general advanced, with the troops under his command, mounted and accoutred after their way with fire-arms and sabres. Then came a very numerous group, bearing the various standards and insignia of state. Next to them moved a full band of wind and other sonorous instruments; after which were led two horses, richly caparisoned, each carrying two large circular stoves filled with burning aromatic woods. These were followed
“The third morning after Teeshoo Lama's arrival he was carried to the great temple, and about noon seated on the throne of his progenitors; at which time the emperor's ambassador delivered his diploma, and placed the presents with which he had been charged at the lama's feet.

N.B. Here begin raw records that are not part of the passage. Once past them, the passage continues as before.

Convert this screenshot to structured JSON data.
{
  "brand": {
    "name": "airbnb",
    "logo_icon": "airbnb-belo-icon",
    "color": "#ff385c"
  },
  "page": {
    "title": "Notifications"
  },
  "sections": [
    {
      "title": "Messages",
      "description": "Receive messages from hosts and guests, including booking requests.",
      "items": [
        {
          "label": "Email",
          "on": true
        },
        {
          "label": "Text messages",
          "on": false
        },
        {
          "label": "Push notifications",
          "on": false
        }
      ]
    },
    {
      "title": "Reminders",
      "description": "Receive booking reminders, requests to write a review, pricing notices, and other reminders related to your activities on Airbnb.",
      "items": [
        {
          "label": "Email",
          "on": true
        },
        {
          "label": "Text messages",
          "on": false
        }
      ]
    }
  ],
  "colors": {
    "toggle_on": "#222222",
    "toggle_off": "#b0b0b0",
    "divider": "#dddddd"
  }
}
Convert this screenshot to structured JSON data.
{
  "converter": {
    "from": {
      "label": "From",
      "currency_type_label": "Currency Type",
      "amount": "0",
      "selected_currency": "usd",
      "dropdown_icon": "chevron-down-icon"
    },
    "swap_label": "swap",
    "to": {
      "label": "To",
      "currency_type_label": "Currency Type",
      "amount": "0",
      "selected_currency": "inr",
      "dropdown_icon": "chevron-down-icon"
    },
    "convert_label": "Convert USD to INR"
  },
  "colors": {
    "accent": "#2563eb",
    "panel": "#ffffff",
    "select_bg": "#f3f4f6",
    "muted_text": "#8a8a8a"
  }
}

“ The three next ensuing days Dailai Lama met Teeshoo Lama in the temple, where they were assisted by all the priests in the invocation and public worship of their gods. The rites then performed completed the business of inauguration. During this interval, all who were at the capital were entertained at the public expense, and alms were distributed without reserve. In conformity likewise to previous notice circulated every where, for the same space of time universal rejoicings prevailed throughout Thibet; banners were unfurled on all their fortresses, the peasantry filled up the day with music and festivity, and the night was celebrated with general illuminations. A long period was afterwards employed in making presents and public entertainments to the newly inducted lama, who at the time of his accession to the musnud, or pontificate of Teeshoo Loomboo, was not three years of age. All were admitted, according
to pre-eminence of rank, to pay their tributes of obeisance and respect. As soon as the acknowledgments of all those were received who were admissible to the privilege, Teeshoo Lama made, in the same order, suitable returns to each, and the consummation lasted
forty days. At the expiration of this period the dailai lama withdrew with all his suite to Lahassa, and the emperor's ambassador received his dismission to return to China. Thus terminated this famous festival.”
THE Mohammedans, or Mahometans, derive their name and doctrine from Mohammed, or Mahomet, who was born in Arabia in the sixth century. He was endowed with a subtle genius, and possessed an enterprise and ambition peculiar to himself. He aimed at the introduction of a new religion, and began his eventful project by accusing both jews and christians with corrupting the revelations which had been made to them from heaven;
and maintained that both Moses and Jesus Christ had prophetically foretold the coining of a prophet from God, which was accomplished in himself, the last of the prophets. Thus initiated, he proceeded to deliver detached sentences, as he pretended to receive them from the Almighty by the hand of the angel Gabriel. t. These pretensions to a divine mission drew on him a requisition from the inhabitants of Mecca,
* Encyclopædia, vol. ix. pp. 512, 513.
t According to the best Mahometan authors who have written the history of this legislatsr, his pretended mission was revealed to him in a dream in the fortieth year of his age. From that noment, say they, Mahomet, under the influence of a holy terror, devoted himself to a solitary life He retired to a grotto in the mountain of Hira, which overlooks Mecca. He there passed his days and nights in fasting, prayer, and meditation. In the midst of one of these profound extasies, the angei Gabriel appeared to him with the first chapter of the koran, and commanded him to read. Mahomet replied he was unable, upon which the angel repeatedly embraced him, and commanded him to read in the name of his Creator. A few days afterwards, praying upon the same mountain of Hira, Mahonet saw again the angel of the Lord appear to him, seated in the midst of the clouds, on a glittering throne, with the second chapter of the koran; and was addressed by him in the following words: “Oh thou who art covered with a celestial mantle, arise and preach 1” Thus the angel Gabriel, say the same writers, communicated by command of the Eternal to his prophet, in the twenty-three last years of his life, the whole book of the koran, leaf by leaf, chapter by chapter. See D'Ohosson's IHistory of the Ottoman Eupire,